Japan's Pharmaceuticals and Medical Devices Agency approved Keytruda, or pembrolizumab, as a first-line treatment for patients whose advanced renal cell carcinoma, a common type of kidney cancer, has spread or cannot be surgically removed.

The approval is based on a late-stage study called Keynote-426, which evaluated Keytruda in combination with Pfizer Inc.'s Inlyta as first-line therapy for patients with renal cell carcinoma that has grown outside the kidney or has spread to other parts of the body.

The study showed that the drug combination significantly improved overall survival as well as boosted the amount of time the patient lived without the disease worsening — a measure known as progression-free survival.

The Kenilworth, N.J.-based drugmaker's medicine was also approved in combination with chemotherapy as an initial treatment for patients with recurring or distant head and neck squamous cell carcinoma, or HNSCC, that has spread beyond the origin site.

Additionally, Keytruda was approved in Japan as a standalone treatment for the same indication, Merck said in a Dec. 20 press release.

The two approvals are based on a phase 3 study, called Keynote-048, which found that Keytruda with or without chemotherapy helped patients with HNSCC that had recurred or spread to other parts of the body live longer than the standard of care.

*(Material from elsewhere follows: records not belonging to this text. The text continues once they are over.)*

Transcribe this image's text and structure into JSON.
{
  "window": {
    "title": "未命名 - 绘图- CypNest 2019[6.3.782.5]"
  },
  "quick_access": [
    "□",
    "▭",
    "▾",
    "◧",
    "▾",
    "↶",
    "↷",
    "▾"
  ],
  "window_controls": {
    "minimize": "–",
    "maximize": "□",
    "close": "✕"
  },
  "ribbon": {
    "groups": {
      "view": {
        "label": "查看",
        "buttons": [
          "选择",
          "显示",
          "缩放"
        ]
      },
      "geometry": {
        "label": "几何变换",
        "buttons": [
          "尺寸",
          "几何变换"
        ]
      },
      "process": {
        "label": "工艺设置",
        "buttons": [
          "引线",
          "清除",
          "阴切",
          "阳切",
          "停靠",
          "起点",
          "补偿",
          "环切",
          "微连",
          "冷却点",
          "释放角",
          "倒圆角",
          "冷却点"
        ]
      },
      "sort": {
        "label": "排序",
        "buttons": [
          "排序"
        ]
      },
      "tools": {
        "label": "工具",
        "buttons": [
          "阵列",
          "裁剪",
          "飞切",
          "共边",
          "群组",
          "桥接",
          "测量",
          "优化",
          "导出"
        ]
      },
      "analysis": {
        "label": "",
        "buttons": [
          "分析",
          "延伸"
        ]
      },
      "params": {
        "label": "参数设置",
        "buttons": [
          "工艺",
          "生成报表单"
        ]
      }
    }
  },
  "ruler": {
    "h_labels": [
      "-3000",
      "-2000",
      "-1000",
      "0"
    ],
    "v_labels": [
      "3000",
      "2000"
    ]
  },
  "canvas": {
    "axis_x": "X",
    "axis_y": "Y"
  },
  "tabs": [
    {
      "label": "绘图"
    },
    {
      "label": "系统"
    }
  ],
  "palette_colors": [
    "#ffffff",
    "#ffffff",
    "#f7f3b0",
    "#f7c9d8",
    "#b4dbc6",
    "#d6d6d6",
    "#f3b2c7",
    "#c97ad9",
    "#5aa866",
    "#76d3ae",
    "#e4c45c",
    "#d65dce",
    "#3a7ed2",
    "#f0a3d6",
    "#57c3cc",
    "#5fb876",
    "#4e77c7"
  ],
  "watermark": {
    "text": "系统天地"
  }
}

It is estimated that about 24,000 people in Japan were diagnosed with kidney cancer in 2018, and about 22,000 new cases of head and neck cancer came up that year.